We need to analyze the different interview scenarios and prepare a unique strategy. It would help in gaining confidence and a competitive advantage. Learn from the mistakes and keep improving! Here are some essential tips to keep in mind:

- After getting the problem, never waste time trying to think in your head. Get your thoughts down on paper, draw visualizations, write different test inputs, outline how you would get the given output by hand, write pseudocode steps, and think about translating it into code.
- Don't put yourself in a hurry to design an optimal solution at the start. If possible, start with brute force or the most apparent correct answer and improve the solution further.
- Communication plays a vital role during an interview. Keep telling the interviewer how you are trying to approach the problem and discuss the most challenging part you face. Our goal should be to get all the relevant details and hints to reach an efficient solution.
- Make ensure that you are working as a team member to solve the problem. An interviewer is looking for a team player who can solve problems using good collaboration skills.
- Don't get discouraged if you'll get stuck. Even the interviewer is looking for your ability to think about the problem from various angles.
- Think out loud and explain what you know about the solution idea. Explain what you thought might work and why it won't work. An interviewer might give you a hint.
- Try to apply common problem-solving ideas or patterns. This could help you design efficient solutions quickly. Some problem-solving approaches come up, again and again, during problem-solving.
- Stop looking for tips and tricks. This will not help in getting a dream job.
- Use descriptive variable names and a good coding style.
- Test solution for all the edge cases.

### A final motivation!

A long-term vision, hard work, and consistency are the keys to mastering algorithms and data structure. Always remember this quote: " If the mind is weak, then the situation becomes a problem; if the mind is balanced, then the situation becomes a challenge. But if the mind is strong, then the situation becomes an opportunity". Enjoy learning, Enjoy coding, Enjoy algorithms!

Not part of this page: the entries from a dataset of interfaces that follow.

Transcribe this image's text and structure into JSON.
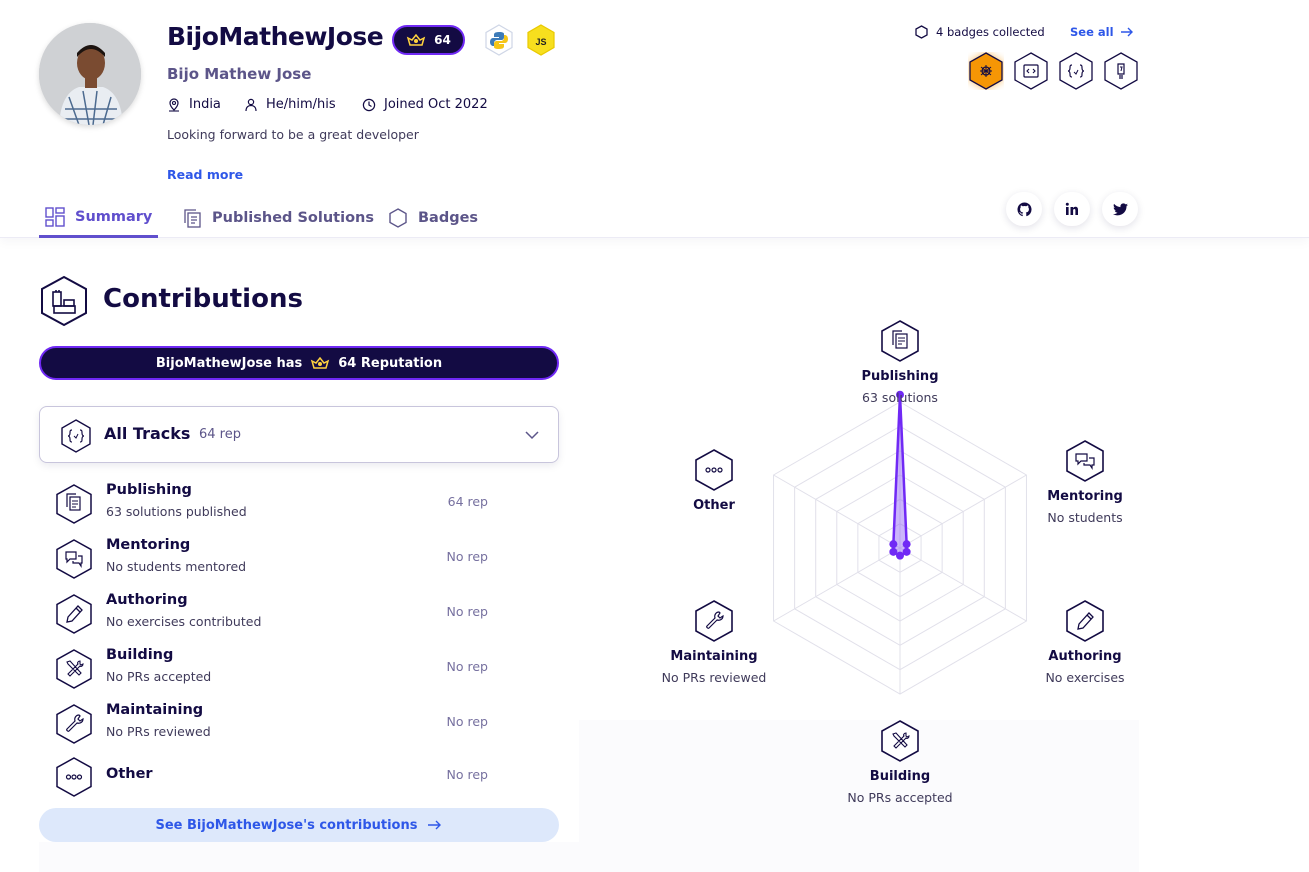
{
  "profile": {
    "handle": "BijoMathewJose",
    "reputation": "64",
    "name": "Bijo Mathew Jose",
    "location": "India",
    "pronouns": "He/him/his",
    "joined": "Joined Oct 2022",
    "bio": "Looking forward to be a great developer",
    "read_more": "Read more",
    "tracks": [
      "python-icon",
      "javascript-icon"
    ],
    "js_label": "JS"
  },
  "badges": {
    "count_label": "4 badges collected",
    "see_all": "See all",
    "items": [
      "bug-badge",
      "code-badge",
      "curly-badge",
      "lightbulb-badge"
    ],
    "accent": "#f69605"
  },
  "tabs": [
    {
      "label": "Summary",
      "active": true
    },
    {
      "label": "Published Solutions",
      "active": false
    },
    {
      "label": "Badges",
      "active": false
    }
  ],
  "social": [
    "github-icon",
    "linkedin-icon",
    "twitter-icon"
  ],
  "contributions": {
    "title": "Contributions",
    "rep_prefix": "BijoMathewJose has",
    "rep_suffix": "64 Reputation",
    "select_label": "All Tracks",
    "select_rep": "64 rep",
    "categories": [
      {
        "name": "Publishing",
        "sub": "63 solutions published",
        "rep": "64 rep"
      },
      {
        "name": "Mentoring",
        "sub": "No students mentored",
        "rep": "No rep"
      },
      {
        "name": "Authoring",
        "sub": "No exercises contributed",
        "rep": "No rep"
      },
      {
        "name": "Building",
        "sub": "No PRs accepted",
        "rep": "No rep"
      },
      {
        "name": "Maintaining",
        "sub": "No PRs reviewed",
        "rep": "No rep"
      },
      {
        "name": "Other",
        "sub": "",
        "rep": "No rep"
      }
    ],
    "see_link": "See BijoMathewJose's contributions"
  },
  "radar": {
    "axes": [
      {
        "name": "Publishing",
        "sub": "63 solutions"
      },
      {
        "name": "Mentoring",
        "sub": "No students"
      },
      {
        "name": "Authoring",
        "sub": "No exercises"
      },
      {
        "name": "Building",
        "sub": "No PRs accepted"
      },
      {
        "name": "Maintaining",
        "sub": "No PRs reviewed"
      },
      {
        "name": "Other",
        "sub": ""
      }
    ],
    "values": [
      1.0,
      0.05,
      0.05,
      0.05,
      0.05,
      0.05
    ],
    "color": "#7029f5"
  },
  "colors": {
    "primary": "#130b43",
    "accent": "#7029f5",
    "link": "#2e57e8",
    "tab_active": "#604fcd"
  }
}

If you have any ideas/queries/doubts/feedback, please comment below or write us at contact@enjoyalgorithms.com.